WHAT IS NEEDED:
This task asks for the lines from the one with "Serialize everything readable" to the final line below, repeated exactly, with pictures omitted.

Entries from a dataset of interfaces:

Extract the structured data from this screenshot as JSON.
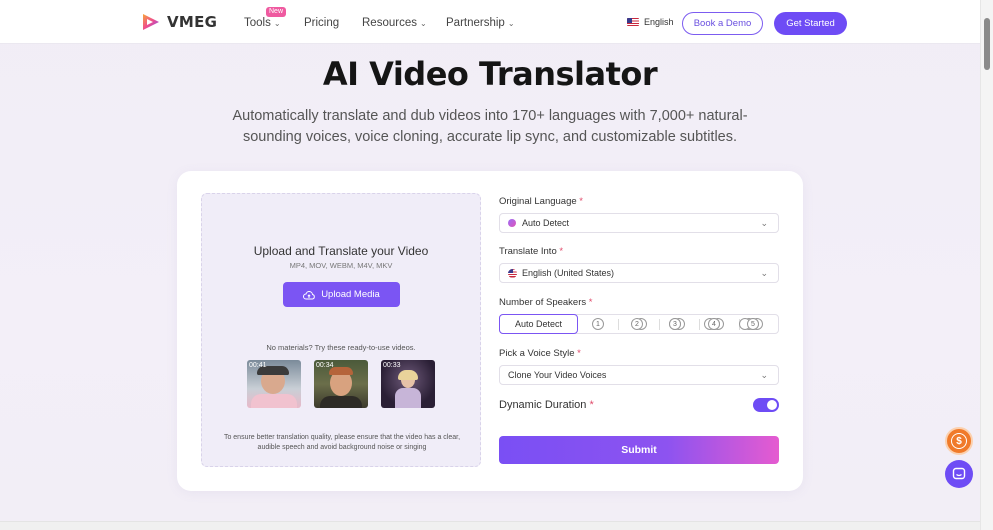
{
  "header": {
    "brand": "VMEG",
    "nav": [
      {
        "label": "Tools",
        "badge": "New",
        "has_dropdown": true
      },
      {
        "label": "Pricing",
        "has_dropdown": false
      },
      {
        "label": "Resources",
        "has_dropdown": true
      },
      {
        "label": "Partnership",
        "has_dropdown": true
      }
    ],
    "language": "English",
    "book_demo": "Book a Demo",
    "get_started": "Get Started"
  },
  "hero": {
    "title": "AI Video Translator",
    "subtitle": "Automatically translate and dub videos into 170+ languages with 7,000+ natural-sounding voices, voice cloning, accurate lip sync, and customizable subtitles."
  },
  "upload": {
    "title": "Upload and Translate your Video",
    "formats": "MP4, MOV, WEBM, M4V, MKV",
    "button": "Upload Media",
    "no_materials": "No materials? Try these ready-to-use videos.",
    "samples": [
      {
        "duration": "00:41"
      },
      {
        "duration": "00:34"
      },
      {
        "duration": "00:33"
      }
    ],
    "note": "To ensure better translation quality, please ensure that the video has a clear, audible speech and avoid background noise or singing"
  },
  "form": {
    "original_language_label": "Original Language",
    "original_language_value": "Auto Detect",
    "translate_into_label": "Translate Into",
    "translate_into_value": "English (United States)",
    "speakers_label": "Number of Speakers",
    "speakers_auto": "Auto Detect",
    "speakers_options": [
      "1",
      "2",
      "3",
      "4",
      "5"
    ],
    "voice_style_label": "Pick a Voice Style",
    "voice_style_value": "Clone Your Video Voices",
    "dynamic_duration_label": "Dynamic Duration",
    "dynamic_duration_on": true,
    "required_mark": "*",
    "submit": "Submit"
  },
  "colors": {
    "accent": "#6e4cf5",
    "required": "#e04a6a",
    "coin": "#f07a2a"
  },
  "icons": [
    "vmeg-logo-icon",
    "chevron-down-icon",
    "us-flag-icon",
    "cloud-upload-icon",
    "sparkle-dot-icon",
    "dollar-coin-icon",
    "chat-icon"
  ]
}
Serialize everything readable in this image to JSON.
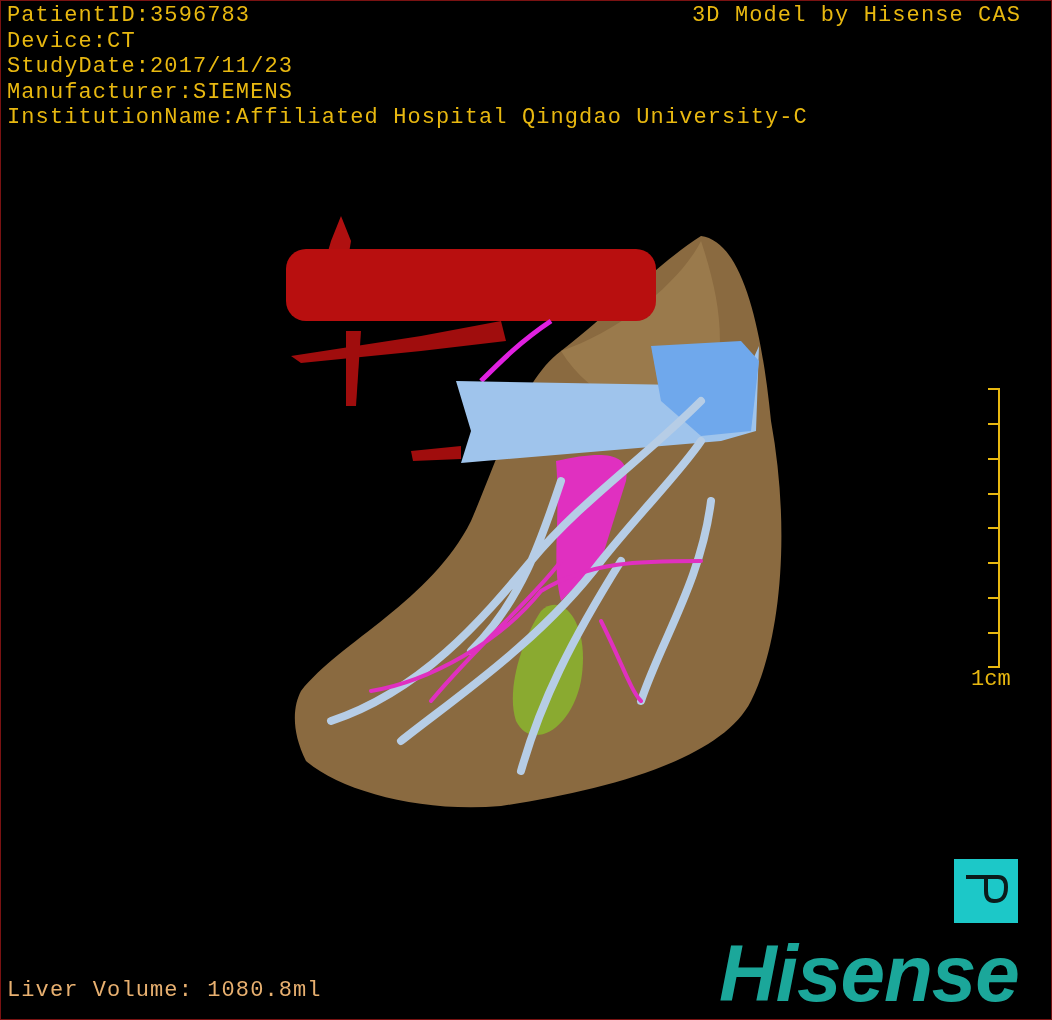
{
  "info_lines": [
    "PatientID:3596783",
    "Device:CT",
    "StudyDate:2017/11/23",
    "Manufacturer:SIEMENS",
    "InstitutionName:Affiliated Hospital Qingdao University-C"
  ],
  "model_credit": "3D Model by Hisense CAS",
  "scale_bar": {
    "label": "1cm"
  },
  "liver_volume": "Liver Volume: 1080.8ml",
  "logo": {
    "text": "Hisense"
  }
}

RESPONSE AREA:
Serialize everything readable in this image to JSON.
{
  "info_lines": [
    "PatientID:3596783",
    "Device:CT",
    "StudyDate:2017/11/23",
    "Manufacturer:SIEMENS",
    "InstitutionName:Affiliated Hospital Qingdao University-C"
  ],
  "model_credit": "3D Model by Hisense CAS",
  "scale_bar": {
    "label": "1cm"
  },
  "liver_volume": "Liver Volume: 1080.8ml",
  "logo": {
    "text": "Hisense"
  }
}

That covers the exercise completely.